The Filibuster – Protecting America from Bad Law

January 12, 2022

As prepared for delivery

Madam President,

The Senate is a peculiar institution. Despite what many might expect, Senators strive to be collegial even while they may hold strong political and policy disagreements. In fact, the Senate rules have strict prohibitions on insulting the character of another member or a state. That is because debate is a fundamental part of the Senate. That’s how this institution earned the moniker “the world’s greatest deliberative body.”

Some in this body, unfortunately, want to change all of that. They seek to trample over two centuries of precedent, procedure, and politeness. They are attempting to break the rules that require a two-thirds supermajority, sixty-seven votes, to change. They want to ignore that requirement and stiff-arm this historic institution to obliterate the requirement that those in the majority hear the voices of and work with those in the minority.

That requirement, colloquially known as the filibuster, is one of the most powerful restraints or checks on human nature in the entirety of our federal government. If the filibuster were removed, everything from regulatory structures, to tax rates, the size of the Supreme Court, the makeup of the military, the criminal code, and much, much more could change drastically every few years. Keeping track of the law and its fluctuating requirements would be impossible for the most capable of lawyers let alone the average American. Our business landscape would be obliterated under the ever-changing commands of the federal government. Americans would be worse off in every sense I can think of.

Our system is designed to control those whims and passions. Our Constitution was designed to protect the rights, voices, and influence of those not in the majority. Laws that significantly impact the lives of hundreds of millions of people should be difficult to pass.

In fact, the Senate has applied these principles into almost every mechanic of the institution. Most laws pass by unanimous consent or by simple voice vote after hearty consideration and frequent amendment through a process called the hotline. That would cease to function if the minority had no significant influence. Opportunities for amending these often smaller and less controversial bills would be foreclosed, crippling the careful consideration needed. Bills would have to be forced through often on party-line votes over the objection, suspicion, and protest of the minority.
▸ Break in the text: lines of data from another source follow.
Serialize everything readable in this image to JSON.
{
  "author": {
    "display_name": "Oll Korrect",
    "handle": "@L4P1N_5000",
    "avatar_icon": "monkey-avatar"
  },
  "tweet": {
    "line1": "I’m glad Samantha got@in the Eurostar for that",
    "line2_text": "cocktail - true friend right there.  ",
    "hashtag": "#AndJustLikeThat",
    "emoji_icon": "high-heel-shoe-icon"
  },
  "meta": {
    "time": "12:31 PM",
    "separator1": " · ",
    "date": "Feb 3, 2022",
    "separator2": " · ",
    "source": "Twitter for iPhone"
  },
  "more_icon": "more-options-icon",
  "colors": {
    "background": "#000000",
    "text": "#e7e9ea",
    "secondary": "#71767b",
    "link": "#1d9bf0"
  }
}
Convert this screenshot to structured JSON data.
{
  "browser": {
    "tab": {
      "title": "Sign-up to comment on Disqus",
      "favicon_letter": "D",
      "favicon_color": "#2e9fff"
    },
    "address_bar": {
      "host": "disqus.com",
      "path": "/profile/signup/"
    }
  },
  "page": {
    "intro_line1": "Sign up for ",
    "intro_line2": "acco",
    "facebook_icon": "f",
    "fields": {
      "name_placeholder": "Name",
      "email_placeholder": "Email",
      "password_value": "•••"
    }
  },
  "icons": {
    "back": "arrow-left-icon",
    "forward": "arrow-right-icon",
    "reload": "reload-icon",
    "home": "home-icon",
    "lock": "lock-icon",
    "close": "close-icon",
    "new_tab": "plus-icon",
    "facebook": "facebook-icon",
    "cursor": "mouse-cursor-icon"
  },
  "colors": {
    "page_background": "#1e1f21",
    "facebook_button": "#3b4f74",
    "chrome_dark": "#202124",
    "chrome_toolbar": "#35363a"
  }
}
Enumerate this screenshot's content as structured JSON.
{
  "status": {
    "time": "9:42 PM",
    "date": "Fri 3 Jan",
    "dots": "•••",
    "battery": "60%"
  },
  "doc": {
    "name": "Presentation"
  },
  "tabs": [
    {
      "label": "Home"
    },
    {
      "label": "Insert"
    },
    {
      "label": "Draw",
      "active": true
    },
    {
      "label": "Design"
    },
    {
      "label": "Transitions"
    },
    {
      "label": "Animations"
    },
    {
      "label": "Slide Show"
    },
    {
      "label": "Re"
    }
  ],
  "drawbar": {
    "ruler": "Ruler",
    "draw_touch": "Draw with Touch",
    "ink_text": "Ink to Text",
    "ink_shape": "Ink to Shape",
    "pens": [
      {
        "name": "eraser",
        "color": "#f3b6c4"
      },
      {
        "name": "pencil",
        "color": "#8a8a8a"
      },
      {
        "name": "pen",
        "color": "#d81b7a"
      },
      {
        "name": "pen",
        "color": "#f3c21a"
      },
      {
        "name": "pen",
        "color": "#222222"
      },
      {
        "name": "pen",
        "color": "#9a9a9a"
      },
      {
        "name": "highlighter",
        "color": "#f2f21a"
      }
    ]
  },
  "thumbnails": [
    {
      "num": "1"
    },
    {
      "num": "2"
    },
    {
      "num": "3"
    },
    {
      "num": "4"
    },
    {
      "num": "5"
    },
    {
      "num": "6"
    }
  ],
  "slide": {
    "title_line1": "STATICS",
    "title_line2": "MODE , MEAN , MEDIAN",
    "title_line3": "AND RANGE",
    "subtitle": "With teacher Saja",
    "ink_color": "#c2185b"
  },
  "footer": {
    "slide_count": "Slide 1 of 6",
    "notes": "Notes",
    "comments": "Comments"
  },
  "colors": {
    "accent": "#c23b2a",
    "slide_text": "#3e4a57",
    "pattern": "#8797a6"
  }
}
But beyond building consensus and maintaining the function of the Senate, the filibuster serves as the keel on a very large ship. It prevents the waves and passions of each new election from drastically changing the laws of the country. It is a stabilizer that prevents our nation’s course from being jerked around to oscillating extremes.

I was asked recently if the Senate is broken. I responded by saying the only sense in which I believe the Senate is significantly broken is in its neglect of substantive debate and amendment. The filibuster protects the remaining debate, amendment, and consideration of the Members of this body. Removing the filibuster on the other hand, would irreparably break the Senate beyond recognition. The partisan vitriol and disregard for opposing Senators would eat away at this place and our republic.

Recently many Senate Democrats held these beliefs as well. In 2017, twenty-seven of them, including Vice President Harris, signed a letter urging the preservation of the filibuster. Many of them still serve today. I encourage them to consider their past advice.

Senator Schumer, the leader of this insidious current effort, has himself in the past given grave warnings about what this tactic of nuking the filibuster would bring. We have heard many of those quotes today. In one that sticks out in my mind particularly, he said attempts like that to remove the filibuster are “what we call abuse of power.”

Indeed, breaking the rules to grab power is an abuse. This attempt is so transparent that even Senator Schumer told the media that his members are concerned about losing their elections and their majority if they cannot use this tactic to federally take over our nation’s electoral system.

I would warn them that the American people see through this ploy. They know what is happening. They were promised a return to cordial politics. They were promised unity. This attempt mocks both of those promises.